https://www.cdc.gov/vaccines/covid-19/info-by-product/clinical-considerations.html https://www.cdc.gov/vaccines/covid-19/info-by-product/pfizer/anaphylaxis-management.html https://www.cdc.gov/mmwr/volumes/69/wr/mm6950e2.htm?s_cid=mm6950e2_x https://www.cdc.gov/mmwr/volumes/69/wr/mm695152e1.htm?s_cid=mm695152e1_w
The messenger RNA vaccines cannot transmit COVID-19 infection.
These vaccines enable the immune system to develop antibodies to a segment of the coronavirus called the spike protein. Immunity should be achieved about 7 days following the 2nd dose of the vaccine.
Short-term symptoms are commonly experienced following the Pfizer and Moderna vaccinations and last an average of 1 to 3 days and include pain and redness at injection site, fatigue, muscle aches and pains, joint pain and headache.
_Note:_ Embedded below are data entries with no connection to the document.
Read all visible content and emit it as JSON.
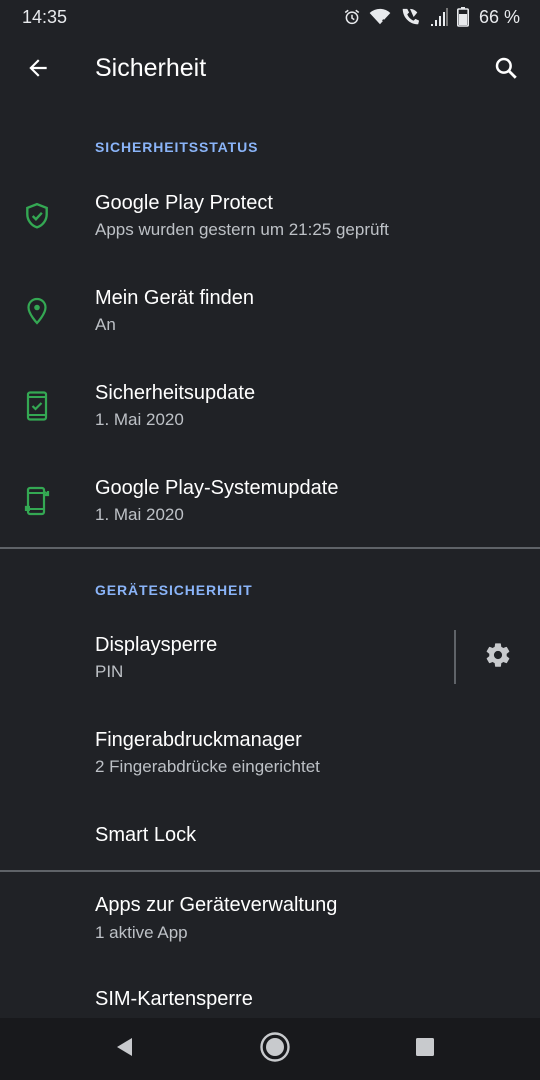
{
  "status_bar": {
    "time": "14:35",
    "battery_text": "66 %",
    "icons": [
      "alarm-icon",
      "wifi-icon",
      "wifi-calling-icon",
      "signal-icon",
      "battery-icon"
    ]
  },
  "app_bar": {
    "title": "Sicherheit",
    "back_icon": "arrow-back-icon",
    "search_icon": "search-icon"
  },
  "sections": [
    {
      "header": "SICHERHEITSSTATUS",
      "items": [
        {
          "title": "Google Play Protect",
          "subtitle": "Apps wurden gestern um 21:25 geprüft",
          "icon": "shield-check-icon"
        },
        {
          "title": "Mein Gerät finden",
          "subtitle": "An",
          "icon": "location-pin-icon"
        },
        {
          "title": "Sicherheitsupdate",
          "subtitle": "1. Mai 2020",
          "icon": "phone-check-icon"
        },
        {
          "title": "Google Play-Systemupdate",
          "subtitle": "1. Mai 2020",
          "icon": "phone-update-icon"
        }
      ]
    },
    {
      "header": "GERÄTESICHERHEIT",
      "items": [
        {
          "title": "Displaysperre",
          "subtitle": "PIN",
          "action_icon": "gear-icon"
        },
        {
          "title": "Fingerabdruckmanager",
          "subtitle": "2 Fingerabdrücke eingerichtet"
        },
        {
          "title": "Smart Lock"
        }
      ]
    },
    {
      "items": [
        {
          "title": "Apps zur Geräteverwaltung",
          "subtitle": "1 aktive App"
        },
        {
          "title": "SIM-Kartensperre"
        }
      ]
    }
  ],
  "nav_bar": {
    "icons": [
      "nav-back-icon",
      "nav-home-icon",
      "nav-recents-icon"
    ]
  },
  "colors": {
    "background": "#202226",
    "accent_green": "#34a853",
    "section_header": "#8ab4f8",
    "divider": "#5f6368"
  }
}
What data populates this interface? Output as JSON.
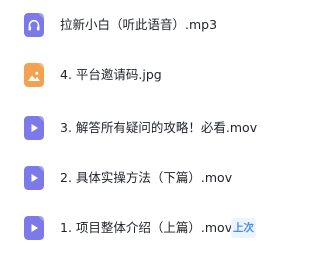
{
  "colors": {
    "text": "#1f2329",
    "audio": "#7b7ae8",
    "image": "#f3a251",
    "video": "#7b7ae8",
    "badge_text": "#4a8ef0",
    "badge_bg": "#eef4fe"
  },
  "files": [
    {
      "name": "拉新小白（听此语音）.mp3",
      "type": "audio",
      "icon": "headphones-icon"
    },
    {
      "name": "4. 平台邀请码.jpg",
      "type": "image",
      "icon": "image-icon"
    },
    {
      "name": "3. 解答所有疑问的攻略！必看.mov",
      "type": "video",
      "icon": "play-icon"
    },
    {
      "name": "2. 具体实操方法（下篇）.mov",
      "type": "video",
      "icon": "play-icon"
    },
    {
      "name": "1. 项目整体介绍（上篇）.mov",
      "type": "video",
      "icon": "play-icon",
      "badge": "上次"
    }
  ]
}
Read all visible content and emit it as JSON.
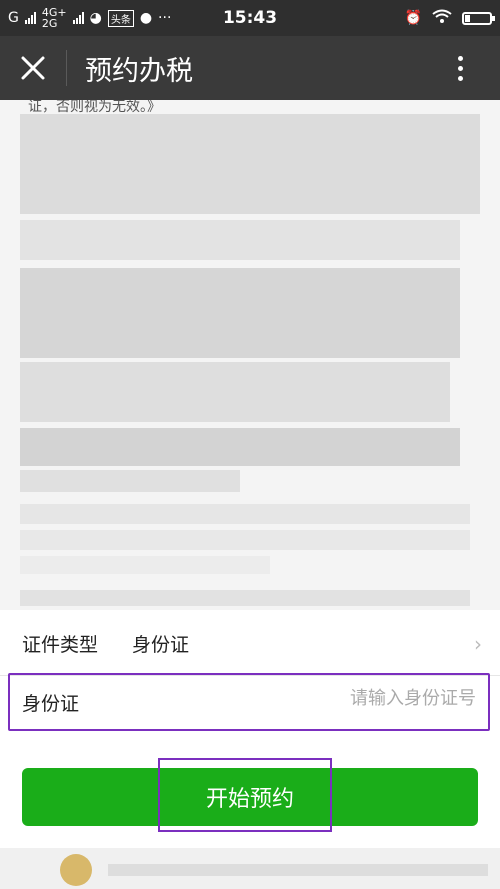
{
  "status_bar": {
    "carrier1": "G",
    "network_top": "4G+",
    "network_bottom": "2G",
    "news_badge": "头条",
    "time": "15:43"
  },
  "title_bar": {
    "title": "预约办税"
  },
  "content": {
    "top_line": "证，否则视为无效。》"
  },
  "form": {
    "id_type_label": "证件类型",
    "id_type_value": "身份证",
    "id_label": "身份证",
    "id_placeholder": "请输入身份证号"
  },
  "actions": {
    "start_label": "开始预约"
  }
}
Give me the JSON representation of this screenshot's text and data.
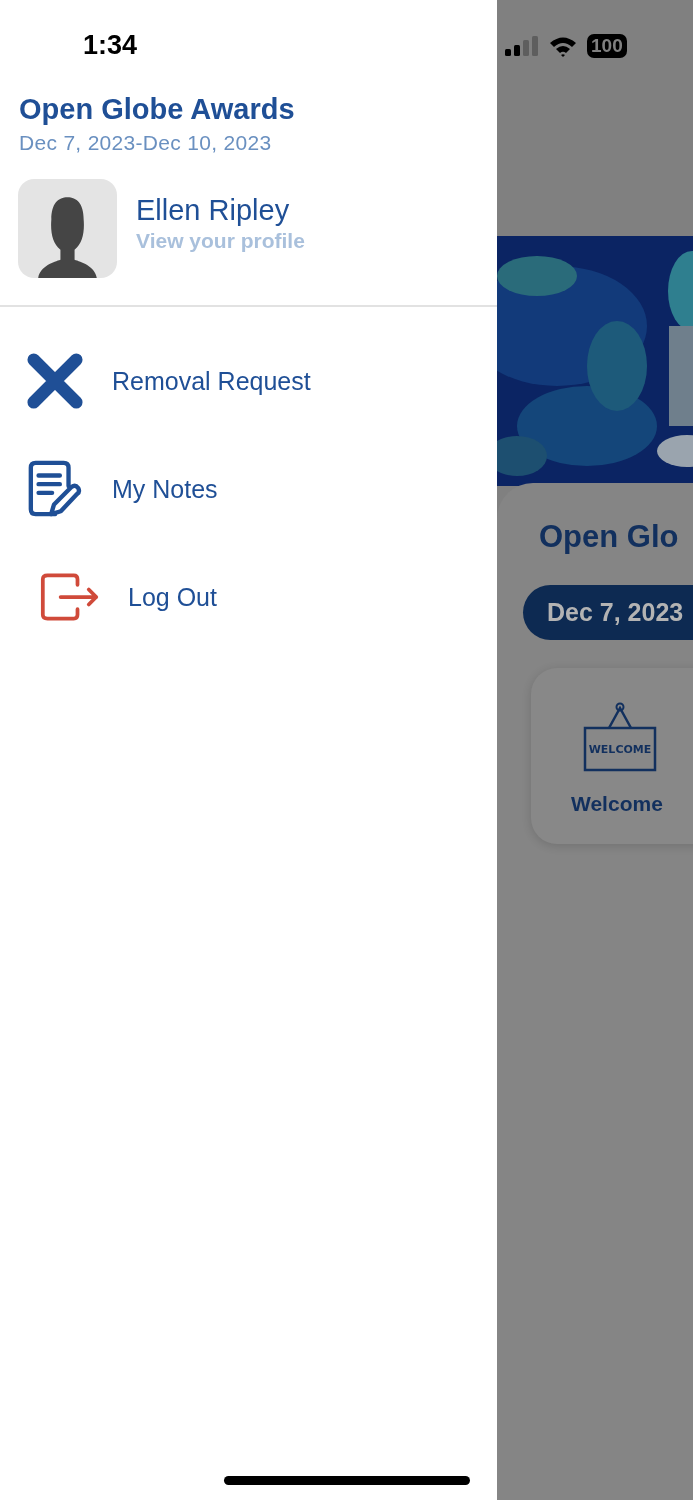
{
  "status_bar": {
    "time": "1:34",
    "battery": "100"
  },
  "drawer": {
    "event_title": "Open Globe Awards",
    "event_dates": "Dec 7, 2023-Dec 10, 2023",
    "profile": {
      "name": "Ellen Ripley",
      "link": "View your profile"
    },
    "menu": [
      {
        "kind": "remove",
        "label": "Removal Request"
      },
      {
        "kind": "notes",
        "label": "My Notes"
      },
      {
        "kind": "logout",
        "label": "Log Out"
      }
    ]
  },
  "background_screen": {
    "title": "Open Glo",
    "date_pill": "Dec 7, 2023",
    "tile": {
      "sign_text": "WELCOME",
      "label": "Welcome"
    }
  }
}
The task force review also included questions about safety of vaccine administration in special populations, such as persons with sickle cell disease or sickle cell trait, HIV, and autoimmune diseases like systemic lupus erythematosus that disproportionately impact Black populations.
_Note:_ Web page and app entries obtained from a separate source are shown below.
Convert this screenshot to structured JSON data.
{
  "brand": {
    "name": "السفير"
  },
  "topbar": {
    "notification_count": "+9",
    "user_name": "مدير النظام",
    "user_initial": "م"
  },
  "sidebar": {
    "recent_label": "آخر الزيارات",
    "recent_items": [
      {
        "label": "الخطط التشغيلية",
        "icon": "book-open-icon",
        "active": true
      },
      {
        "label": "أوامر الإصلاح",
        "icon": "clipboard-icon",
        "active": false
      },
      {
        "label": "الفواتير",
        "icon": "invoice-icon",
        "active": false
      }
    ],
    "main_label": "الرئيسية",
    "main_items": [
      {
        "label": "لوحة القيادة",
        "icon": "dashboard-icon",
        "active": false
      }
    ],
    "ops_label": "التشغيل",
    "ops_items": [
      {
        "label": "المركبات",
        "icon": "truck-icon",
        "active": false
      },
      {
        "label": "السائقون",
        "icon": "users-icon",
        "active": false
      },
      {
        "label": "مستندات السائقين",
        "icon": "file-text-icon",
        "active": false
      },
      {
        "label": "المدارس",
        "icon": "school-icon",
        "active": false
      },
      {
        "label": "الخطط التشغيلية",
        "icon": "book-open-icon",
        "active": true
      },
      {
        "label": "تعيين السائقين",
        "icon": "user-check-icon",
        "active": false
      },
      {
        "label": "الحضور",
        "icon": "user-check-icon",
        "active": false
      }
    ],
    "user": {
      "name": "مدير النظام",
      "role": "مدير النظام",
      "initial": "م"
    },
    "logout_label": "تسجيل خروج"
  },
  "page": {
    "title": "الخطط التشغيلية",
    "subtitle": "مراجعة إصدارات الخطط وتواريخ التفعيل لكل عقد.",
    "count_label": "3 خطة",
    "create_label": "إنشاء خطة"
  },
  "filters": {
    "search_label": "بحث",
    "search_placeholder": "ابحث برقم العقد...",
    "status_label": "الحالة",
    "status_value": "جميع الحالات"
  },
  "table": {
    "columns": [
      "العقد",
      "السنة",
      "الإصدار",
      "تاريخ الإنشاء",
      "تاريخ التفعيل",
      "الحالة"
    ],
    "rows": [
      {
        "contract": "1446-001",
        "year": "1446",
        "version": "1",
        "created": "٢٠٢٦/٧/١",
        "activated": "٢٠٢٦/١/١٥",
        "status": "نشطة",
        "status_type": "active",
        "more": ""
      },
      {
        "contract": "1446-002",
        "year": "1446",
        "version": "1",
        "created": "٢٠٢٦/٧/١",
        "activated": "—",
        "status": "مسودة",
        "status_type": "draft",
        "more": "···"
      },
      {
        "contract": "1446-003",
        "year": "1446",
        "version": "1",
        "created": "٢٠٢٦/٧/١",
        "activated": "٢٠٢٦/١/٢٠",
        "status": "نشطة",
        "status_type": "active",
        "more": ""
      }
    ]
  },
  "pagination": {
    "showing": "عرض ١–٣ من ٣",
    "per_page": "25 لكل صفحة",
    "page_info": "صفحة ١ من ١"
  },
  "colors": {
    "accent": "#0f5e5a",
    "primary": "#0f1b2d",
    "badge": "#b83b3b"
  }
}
In general, persons with chronic diseases that are controlled, and stable do qualify for receiving the vaccines. Consultation with one’s healthcare provider beforehand is advisable.
- Data regarding persons enrolled in the clinical trials with sickle cell disease or sickle cell trait have not been separately analyzed by Pfizer or Moderna to date. A request for analysis has been submitted by the NMA COVID-19 Task Force.
- Persons with controlled HIV with CD4 counts of more than 200 and undetectable viral load were enrolled in the clinical trials. Data will be reported during or before the 1st quarter of 2021 with the Biologics License Applications.
- Persons with controlled autoimmune diseases were enrolled in the clinical trials and an increased risk to receiving the vaccines was not observed.
In addition, reproductive toxicology studies in animals did not reveal increase risk of vaccines to the fetus during pregnancy. Expanding clinical trial enrollment to include pregnant women is planned.
The Task Force is supportive of plans for Phase 4 follow-up of clinical trial participants for 2 years, and for the post-licensure surveillance plans including V-safe https://www.cdc.gov/ and the Vaccine Adverse Event Reporting System https://vaers.hhs.gov/ to monitor for Serious Adverse Events in persons who receive the vaccines and inform precautions as needed for future vaccine administration.
In closing, the NMA COVID-19 Task Force supports recommendations by the U.S. FDA to approve emergency use authorization (EUA) for the Pfizer and Moderna vaccine.
Building equity in plans to distribute the vaccines including culturally sensitive, multi-lingual outreach tailored for local communities will be essential for closing gaps in health outcomes.
Respectfully submitted, Leon McDougle, MD, MPH President, National Medical Association Chair, NMA COVID-19 Task Force on Vaccines and Therapeutics